What to do
The records below must be reproduced in full and without error.
___ Data extracts
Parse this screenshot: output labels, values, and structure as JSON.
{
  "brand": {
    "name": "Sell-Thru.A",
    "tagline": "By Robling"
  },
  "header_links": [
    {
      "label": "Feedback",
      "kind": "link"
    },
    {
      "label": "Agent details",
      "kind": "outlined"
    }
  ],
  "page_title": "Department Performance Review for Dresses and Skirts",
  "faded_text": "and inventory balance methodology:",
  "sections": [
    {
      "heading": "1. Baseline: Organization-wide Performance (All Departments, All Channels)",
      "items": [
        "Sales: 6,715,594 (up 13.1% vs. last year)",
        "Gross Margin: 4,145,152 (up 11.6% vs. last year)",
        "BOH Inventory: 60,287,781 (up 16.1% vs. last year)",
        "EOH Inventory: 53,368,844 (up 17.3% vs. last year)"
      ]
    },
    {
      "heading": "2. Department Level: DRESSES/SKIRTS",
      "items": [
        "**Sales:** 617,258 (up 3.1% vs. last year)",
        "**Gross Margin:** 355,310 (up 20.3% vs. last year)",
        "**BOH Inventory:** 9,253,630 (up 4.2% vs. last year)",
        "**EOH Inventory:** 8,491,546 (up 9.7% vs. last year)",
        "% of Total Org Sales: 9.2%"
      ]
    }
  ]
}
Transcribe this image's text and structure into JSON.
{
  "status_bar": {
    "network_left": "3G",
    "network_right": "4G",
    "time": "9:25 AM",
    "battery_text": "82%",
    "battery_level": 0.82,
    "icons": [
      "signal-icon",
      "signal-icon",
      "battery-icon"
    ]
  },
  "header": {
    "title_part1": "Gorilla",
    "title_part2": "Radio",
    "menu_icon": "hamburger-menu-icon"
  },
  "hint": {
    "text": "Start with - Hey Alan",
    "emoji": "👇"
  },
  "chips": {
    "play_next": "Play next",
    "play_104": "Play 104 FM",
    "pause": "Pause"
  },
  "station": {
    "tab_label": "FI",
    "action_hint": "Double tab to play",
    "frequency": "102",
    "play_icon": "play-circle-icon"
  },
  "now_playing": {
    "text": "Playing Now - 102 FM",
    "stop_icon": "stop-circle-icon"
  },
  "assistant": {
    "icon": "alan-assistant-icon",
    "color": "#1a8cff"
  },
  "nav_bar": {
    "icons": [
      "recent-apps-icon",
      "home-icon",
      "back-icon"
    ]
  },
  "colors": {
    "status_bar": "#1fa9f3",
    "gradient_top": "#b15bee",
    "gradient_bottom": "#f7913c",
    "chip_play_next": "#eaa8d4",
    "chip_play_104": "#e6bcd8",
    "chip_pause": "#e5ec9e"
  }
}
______
Reply to the task
Parse this screenshot: output labels, values, and structure as JSON.
{
  "brand": {
    "name": "Sell-Thru.A",
    "tagline": "By Robling"
  },
  "header_links": [
    {
      "label": "Feedback",
      "kind": "link"
    },
    {
      "label": "Agent details",
      "kind": "outlined"
    }
  ],
  "page_title": "Department Performance Review for Dresses and Skirts",
  "faded_text": "and inventory balance methodology:",
  "sections": [
    {
      "heading": "1. Baseline: Organization-wide Performance (All Departments, All Channels)",
      "items": [
        "Sales: 6,715,594 (up 13.1% vs. last year)",
        "Gross Margin: 4,145,152 (up 11.6% vs. last year)",
        "BOH Inventory: 60,287,781 (up 16.1% vs. last year)",
        "EOH Inventory: 53,368,844 (up 17.3% vs. last year)"
      ]
    },
    {
      "heading": "2. Department Level: DRESSES/SKIRTS",
      "items": [
        "**Sales:** 617,258 (up 3.1% vs. last year)",
        "**Gross Margin:** 355,310 (up 20.3% vs. last year)",
        "**BOH Inventory:** 9,253,630 (up 4.2% vs. last year)",
        "**EOH Inventory:** 8,491,546 (up 9.7% vs. last year)",
        "% of Total Org Sales: 9.2%"
      ]
    }
  ]
}
Transcribe this image's text and structure into JSON.
{
  "status_bar": {
    "network_left": "3G",
    "network_right": "4G",
    "time": "9:25 AM",
    "battery_text": "82%",
    "battery_level": 0.82,
    "icons": [
      "signal-icon",
      "signal-icon",
      "battery-icon"
    ]
  },
  "header": {
    "title_part1": "Gorilla",
    "title_part2": "Radio",
    "menu_icon": "hamburger-menu-icon"
  },
  "hint": {
    "text": "Start with - Hey Alan",
    "emoji": "👇"
  },
  "chips": {
    "play_next": "Play next",
    "play_104": "Play 104 FM",
    "pause": "Pause"
  },
  "station": {
    "tab_label": "FI",
    "action_hint": "Double tab to play",
    "frequency": "102",
    "play_icon": "play-circle-icon"
  },
  "now_playing": {
    "text": "Playing Now - 102 FM",
    "stop_icon": "stop-circle-icon"
  },
  "assistant": {
    "icon": "alan-assistant-icon",
    "color": "#1a8cff"
  },
  "nav_bar": {
    "icons": [
      "recent-apps-icon",
      "home-icon",
      "back-icon"
    ]
  },
  "colors": {
    "status_bar": "#1fa9f3",
    "gradient_top": "#b15bee",
    "gradient_bottom": "#f7913c",
    "chip_play_next": "#eaa8d4",
    "chip_play_104": "#e6bcd8",
    "chip_pause": "#e5ec9e"
  }
}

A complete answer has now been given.